Could you copy every line in the listing below that has the word "week"?

-- PROVIDED RECORDS follows --

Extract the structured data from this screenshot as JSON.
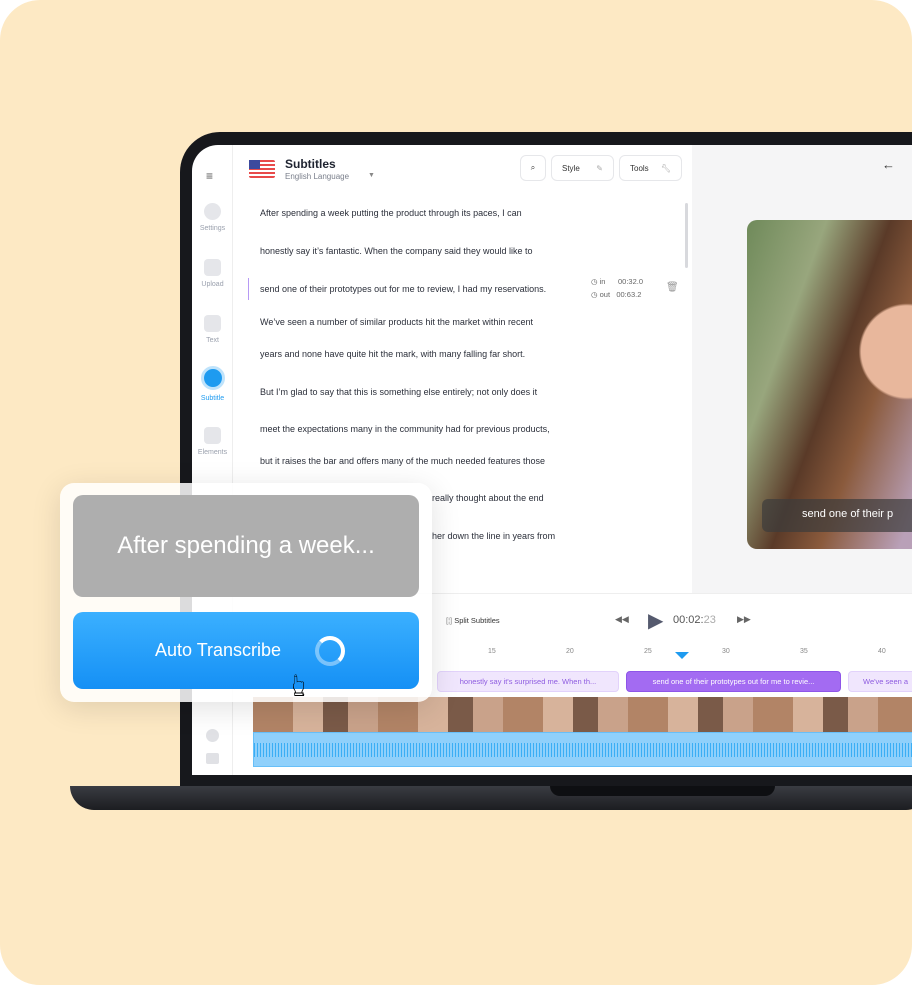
{
  "sidebar": {
    "items": [
      {
        "label": "Settings"
      },
      {
        "label": "Upload"
      },
      {
        "label": "Text"
      },
      {
        "label": "Subtitle",
        "active": true
      },
      {
        "label": "Elements"
      }
    ]
  },
  "panel": {
    "title": "Subtitles",
    "language": "English Language",
    "style_label": "Style",
    "tools_label": "Tools",
    "lines": [
      "After spending a week putting the product through its paces, I can",
      "honestly say it’s fantastic. When the company said they would like to",
      "send one of their prototypes out for me to review, I had my reservations.",
      "We’ve seen a number of similar products hit the market within recent",
      "years and none have quite hit the mark, with many falling far short.",
      "But I’m glad to say that this is something else entirely; not only does it",
      "meet the expectations many in the community had for previous products,",
      "but it raises the bar and offers many of the much needed features those",
      "really thought about the end",
      "her down the line in years from"
    ],
    "in_label": "in",
    "in_time": "00:32.0",
    "out_label": "out",
    "out_time": "00:63.2"
  },
  "preview": {
    "caption": "send one of their p"
  },
  "timeline": {
    "split_label": "Split Subtitles",
    "time_main": "00:02:",
    "time_frames": "23",
    "ticks": [
      "15",
      "20",
      "25",
      "30",
      "35",
      "40"
    ],
    "clips": [
      "honestly say it's surprised me. When th...",
      "send one of their prototypes out for me to revie...",
      "We've seen a"
    ]
  },
  "overlay": {
    "preview_text": "After spending a week...",
    "button_label": "Auto Transcribe"
  },
  "colors": {
    "background": "#fde9c4",
    "accent": "#1e9bf0",
    "clip_active": "#a36bf2"
  }
}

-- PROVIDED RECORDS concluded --

(TASK SOLUTION)
      "After spending a week putting the product through its paces, I can",
    "preview_text": "After spending a week...",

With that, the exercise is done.